A few days later, Bruno is lying in his bed, examining the cracks in his bedroom walls. He thinks that maybe insects live on the other side of the cracks, but then he decides that nobody, not even insects, would voluntarily choose to live at Out-With. Out loud to himself, he says that he hates absolutely everything about their new home. At that moment, Maria enters with freshly laundered clothes. Bruno asks her if she agrees with his feelings about Out-With. Maria doesn’t reply, and in turn asks Bruno how he feels about Out-With. Bruno tells her that he thinks it is awful, and Maria replies that she does miss sitting in the garden at the home in Berlin. Bruno asks her if she doesn’t think it’s as bad as Bruno does, and she seems angry for a moment, as if there were things she wanted to say but could not.
Though Maria certainly has feelings about Father’s job and the family’s move to Auschwitz, she knows that it is not her place to say them for fear of retaliation from Father. Though she is fond of Bruno, she knows it is not safe to speak her mind to a nine-year-old who can easily repeat them to his parents. Bruno continues to focus on what he sees as the injustice of the move, and has little concept of the strict hierarchy of the house—he assumes that Maria should be able to speak her mind just like he can.
Bruno begs Maria to tell him how she feels, because he still hopes to convince Father to take them home again, especially if everyone feels the same way as he does. Maria shakes her head sadly, and tells Bruno that his father knows what is best. Under his breath he says, “Stupid Father,” and Maria tells him that he must not say that. Maria says that Father is a good man who takes care of them.
Even though Maria’s body language and hesitation show that she agrees with Bruno’s dislike of Auschwitz and Father’s new position, she knows that it is not safe or proper to bad-mouth Father, due to his role as both family patriarch and Nazi officer.
Bruno admits that how his father had treated Maria and her mother was very nice, and decides to stop trying to recruit Maria to his campaign to leave Out-With. Maria looks out the window, and muses that Father has a kindness in his soul, but that it makes her “wonder what he…how he can…” Her voice drifts off, and cracks as if she is going to cry. Bruno insists she tell him what she was going to say, but then the door slams so loudly downstairs that it seems like a gunshot. It turns out to be Gretel, who comes into Bruno’s bedroom. She demands that Maria run her a bath. Bruno tells her she can do it herself, but Gretel says that that’s what Maria is for, as she is their maid. Maria says she will come soon, and Gretel marches out of the room. Bruno muses that Gretel doesn’t stop to think that Maria is a person with feelings, just like they are.

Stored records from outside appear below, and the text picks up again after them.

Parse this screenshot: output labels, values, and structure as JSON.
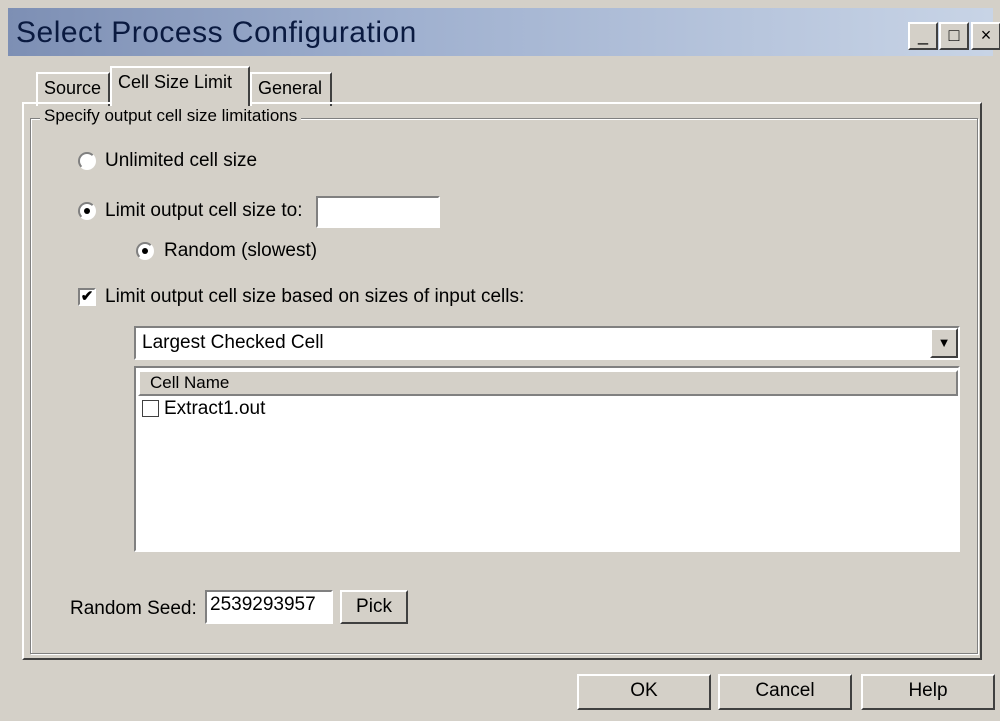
{
  "window": {
    "title": "Select Process Configuration",
    "minimize": "_",
    "maximize": "□",
    "close": "×"
  },
  "tabs": [
    {
      "label": "Source",
      "selected": false
    },
    {
      "label": "Cell Size Limit",
      "selected": true
    },
    {
      "label": "General",
      "selected": false
    }
  ],
  "group": {
    "legend": "Specify output cell size limitations"
  },
  "options": {
    "unlimited": {
      "label": "Unlimited cell size",
      "checked": false
    },
    "limit_to": {
      "label": "Limit output cell size to:",
      "checked": true,
      "value": ""
    },
    "random": {
      "label": "Random (slowest)",
      "checked": true
    },
    "based_on_inputs": {
      "label": "Limit output cell size based on sizes of input cells:",
      "checked": true,
      "checkmark": "✔"
    }
  },
  "dropdown": {
    "selected": "Largest Checked Cell",
    "arrow": "▼"
  },
  "cell_list": {
    "header": "Cell Name",
    "rows": [
      {
        "name": "Extract1.out",
        "checked": false
      }
    ]
  },
  "random_seed": {
    "label": "Random Seed:",
    "value": "2539293957",
    "pick_label": "Pick"
  },
  "footer": {
    "ok": "OK",
    "cancel": "Cancel",
    "help": "Help"
  },
  "colors": {
    "face": "#d4d0c8",
    "title_start": "#7d8fb4",
    "title_end": "#c8d4e6"
  }
}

Maria apparently understands the truth about Auschwitz, and what Father’s role in the camp is. She feels conflicted, since the family gives her a job and a home, but she cannot understand how such seemingly nice people can also condone and carry out such horrific actions. Gretel treats Maria the way she has seen Father treat her—like a servant who is subordinate in the household, rather than a friend and fellow human being. One point the novel often makes is that young children do not naturally feel prejudice or hatred—they have to be taught these attitudes. Bruno is thus portrayed as young enough to still be innocent, while Gretel is learning the vices of adulthood.
Alone again with Maria, Bruno admits that he still thinks Father has made a terrible mistake. Maria says that even if that’s how he feels, he cannot say it out loud. Bruno is confused as to why he’s not allowed to say how he feels, and Maria asks him to remain quiet because he could cause a lot of trouble for all of them. Bruno says he was only trying to make conversation while Maria folded the clothes, and that he wasn’t trying to make trouble as if he was going to run away. Maria says that he would make everyone worry, and that he must just focus on staying safe until everything is over. She says they have no power to change the situation. Bruno fights back a sudden urge to cry, and it seems as if Maria is about to cry as well. Bruno goes to the door, and tells Maria he is going to go outside, and that it is none of her business. He runs down the road, as if he is going to go to the train station, but the idea of being alone is even more unpleasant than the idea of staying at Out-With.
Maria knows the full extent of what Nazis do to people who disagree with their policies—and the camp right outside of the house is evidence of the full extent of their power. When she tells Bruno how important it is to keep quiet, she is also reminding herself that she must keep a stiff upper lip in order to keep her job and stay safe. Yet we also see Maria involved in another kind of complicity—telling herself that there’s nothing she can do to change things, and so purposefully turning a blind eye to the atrocities she can see right out the window. Bruno senses that there are things he is not being told but is still meant to understand, and he runs out of the house in an attempt to get away from his new home.